-Veritas Zimbabwe

Wednesday, June 26, is International Day in Support of Victims of Torture, a day to stand with survivors or torture; to affirm their dignity and humanity; and to reflect on the prohibition of torture worldwide.

It is also a day to recognize the gap between the number of survivors who want help rebuilding their lives and seeking justice, and the limited resources available to assist them.

The day was selected by the United Nations General Assembly for two reasons. First, on 26 June 1945, the United Nations Charter was signed during the midst of World War II – the first international instrument obliging UN members to respect and promote human rights.

Second, 26 June 1987 was when the United Nations Convention against Torture and Other Cruel, Inhuman or Degrading Treatment or Punishment came into effect.

The theme for the 2024 United Nations International Day in Support of Victims of Torture is

“Voices Against Torture: A Call for Global Justice and Human Rights”.

The day is observed annually on June 26th to honour and support survivors and victims of torture, and to speak out against the crime.

This day serves as a powerful reminder of the ongoing atrocities endured by countless individuals globally and amplifies the urgent need for justice, empathy, and intervention.

This year, Veritas directs our attention towards the resilient victims of torture in Zimbabwe, who have suffered severe violations of their human rights.

We express our utmost condemnation of the inhumane practice of torture, which continues to be used as a method of coercion, intimidation, and punishment in Zimbabwe.

This gross violation of human dignity and international law must be addressed with utmost urgency.

Veritas remains resolute in its mission to support survivors of torture by providing them with essential medical, psychological, and legal assistance.

We work closely with partner organisations, healthcare professionals, and legal experts to ensure survivors are empowered to regain control of their lives, heal and rebuild shattered communities, and achieve a sense of justice.

On this International Day in Support for Victims of Torture, Veritas calls upon the government and policymakers to strengthen their resolve in preventing, investigating, and prosecuting any act of torture.

We urge the government to ratify and implement international treaties, such as the United Nations Convention against Torture (CAT) and Other Cruel, Inhuman, or Degrading Treatment or Punishment, to create robust legal frameworks that effectively combat torture.

What is the Convention Against Torture [CAT]?

CAT is a United Nations convention which requires States to take effective measures to prevent torture within their territories and prohibits them from transporting or extraditing people to any country where there is reason to believe they will be tortured.

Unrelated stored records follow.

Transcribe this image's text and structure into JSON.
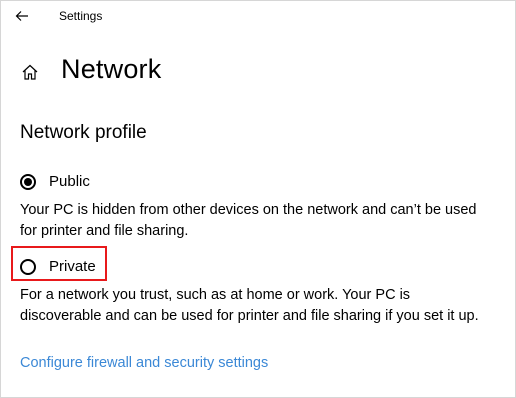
{
  "window": {
    "title": "Settings"
  },
  "icons": {
    "back": "back-arrow-icon",
    "home": "home-icon"
  },
  "page": {
    "title": "Network"
  },
  "network_profile": {
    "heading": "Network profile",
    "options": [
      {
        "label": "Public",
        "selected": true,
        "description": "Your PC is hidden from other devices on the network and can’t be used for printer and file sharing."
      },
      {
        "label": "Private",
        "selected": false,
        "description": "For a network you trust, such as at home or work. Your PC is discoverable and can be used for printer and file sharing if you set it up."
      }
    ]
  },
  "links": {
    "firewall": "Configure firewall and security settings"
  },
  "colors": {
    "link": "#3b88d6",
    "highlight_border": "#e8191b"
  }
}
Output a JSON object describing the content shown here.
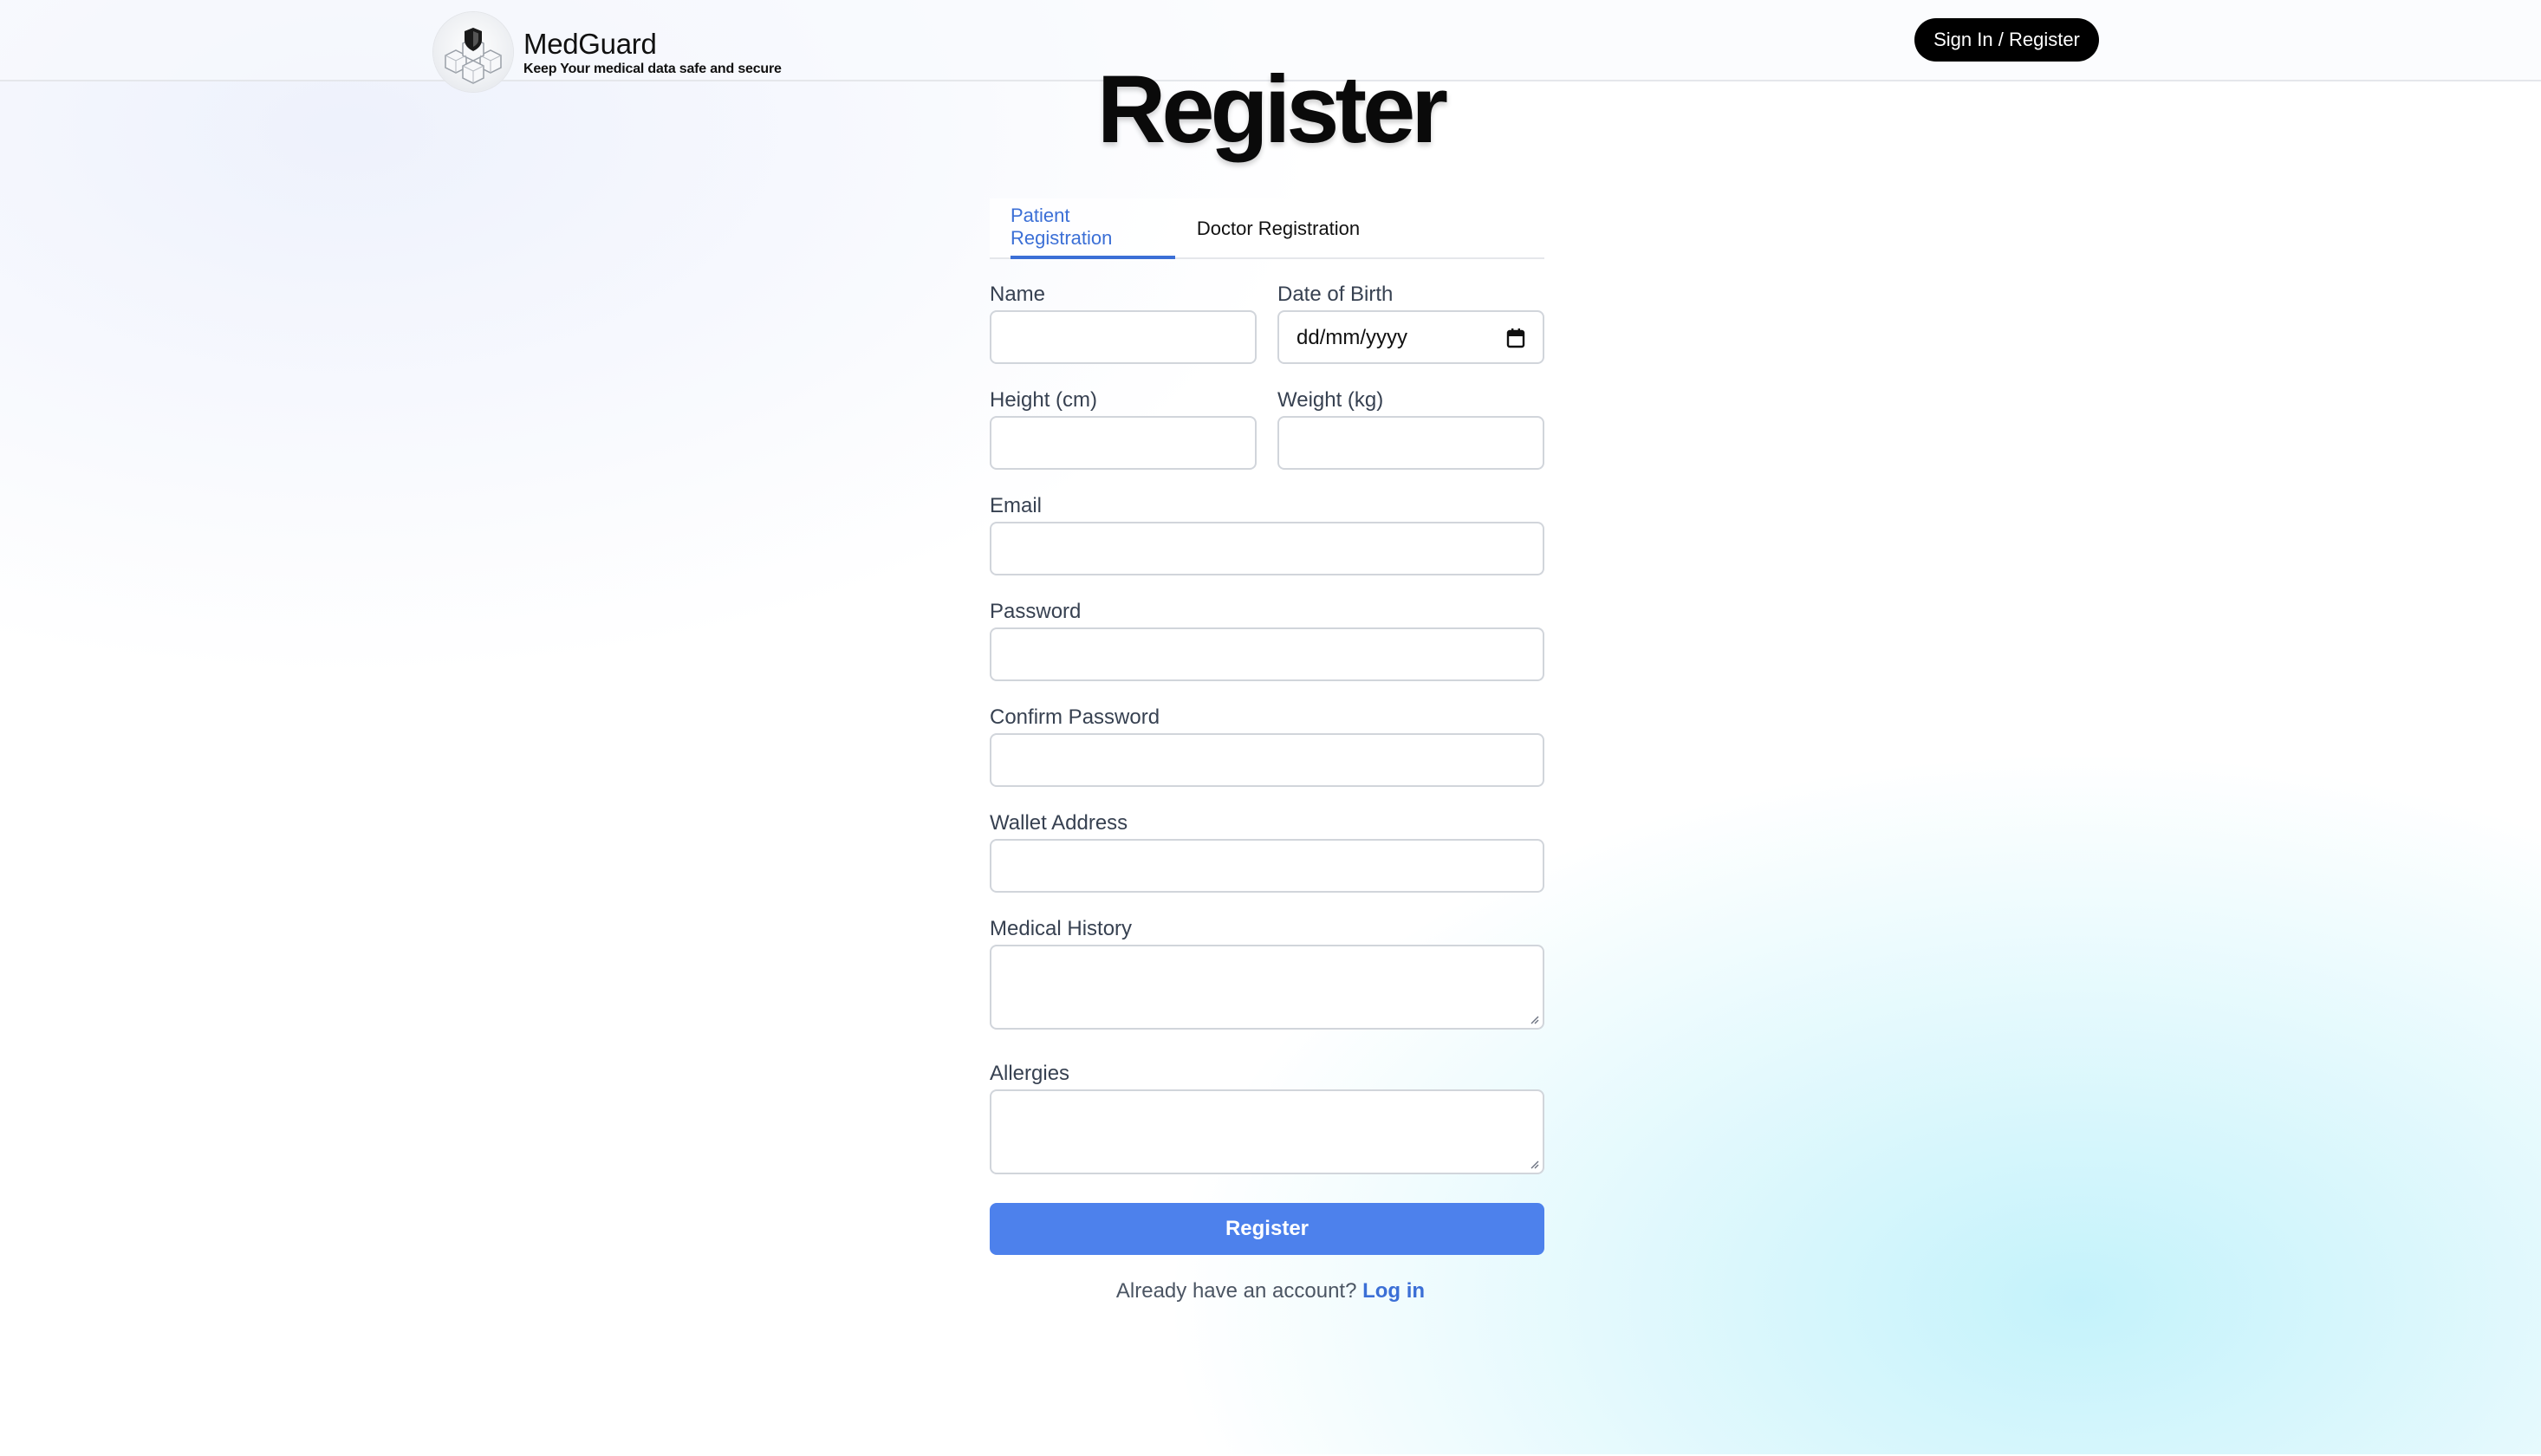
{
  "header": {
    "brand_name": "MedGuard",
    "tagline": "Keep Your medical data safe and secure",
    "signin_label": "Sign In / Register"
  },
  "page": {
    "title": "Register"
  },
  "tabs": [
    {
      "label": "Patient Registration",
      "active": true
    },
    {
      "label": "Doctor Registration",
      "active": false
    }
  ],
  "form": {
    "name_label": "Name",
    "name_value": "",
    "dob_label": "Date of Birth",
    "dob_placeholder": "dd/mm/yyyy",
    "height_label": "Height (cm)",
    "height_value": "",
    "weight_label": "Weight (kg)",
    "weight_value": "",
    "email_label": "Email",
    "email_value": "",
    "password_label": "Password",
    "password_value": "",
    "confirm_password_label": "Confirm Password",
    "confirm_password_value": "",
    "wallet_label": "Wallet Address",
    "wallet_value": "",
    "medical_history_label": "Medical History",
    "medical_history_value": "",
    "allergies_label": "Allergies",
    "allergies_value": "",
    "submit_label": "Register"
  },
  "footer": {
    "prompt": "Already have an account?",
    "login_link": "Log in"
  },
  "colors": {
    "accent": "#3b6fd6",
    "button_blue": "#4d81ec",
    "header_button": "#000000"
  },
  "icons": [
    "medguard-logo-icon",
    "calendar-icon",
    "resize-grip-icon"
  ]
}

The text of CAT was adopted by consensus in the General Assembly of the UN on 10th December 1984. The Zimbabwean delegation was present, so presumably concurred in its adoption.

CAT came into operation on 26th June 1987, when it was ratified by the 20th member State.

Since then, the absolute prohibition against torture and other acts of cruel, inhuman, or degrading treatment or punishment has become accepted as a principle of customary international law [accepted by the international community as an absolute and non-derogable right].

An absolute” and “non-derogable” signifies that:

· No exceptional circumstances whatsoever, whether a state of war or a threat of war, internal political instability or any other public emergency, may be invoked as a justification of torture.

· An order from a superior officer or a public authority may not be invoked as a justification of torture.

The Optional Protocol to CAT [OPCAT]

OPCAT adds another, more pro-active layer to the international framework against torture by emphasising prevention of torture by inspection of prisons and other places of detention as opposed to just reacting to torture by prosecuting and punishing its perpetrators.

On This Day

The government of Zimbabwe, human rights organisations, and the international community at large, must acknowledge and confront the systematic torture that takes place within the country.

It is incumbent upon the authorities to ensure that those responsible for these heinous acts are held accountable, regardless of their affiliation or position of power.

The victims of torture deserve justice, reparations, and comprehensive support systems that facilitate their healing and reintegration into society.

Veritas calls on all relevant stakeholders, including the Zimbabwean government, to uphold their international commitments, including adherence to the United Nations Convention Against Torture and Other Cruel, Inhuman or Degrading Treatment or Punishment and to accede to CAT and OPCAT. We furthermore urge the government to take immediate actions to:

  1. Immediately set up the Zimbabwe Independent Complaints Commission (ZICC) to investigate reports of torture and related crimes perpetuated by the security services.

  2. Strengthen legal frameworks to criminalise and prevent torture, ensuring that perpetrators face stringent penalties.

  3. Provide comprehensive medical, psychological, and rehabilitative support to all victims of torture.

  4. Protect human rights defenders and journalists who expose instances of torture or advocate for its eradication.


Veritas reiterates its unwavering commitment to defending human rights, ensuring accountability, and standing in solidarity with all victims of torture.

We stand ready to support the government, civil society, and international organisations in their efforts to eradicate the abhorrent practice of torture.

Together, we can create a Zimbabwe where the rule of law, justice, and compassion prevail.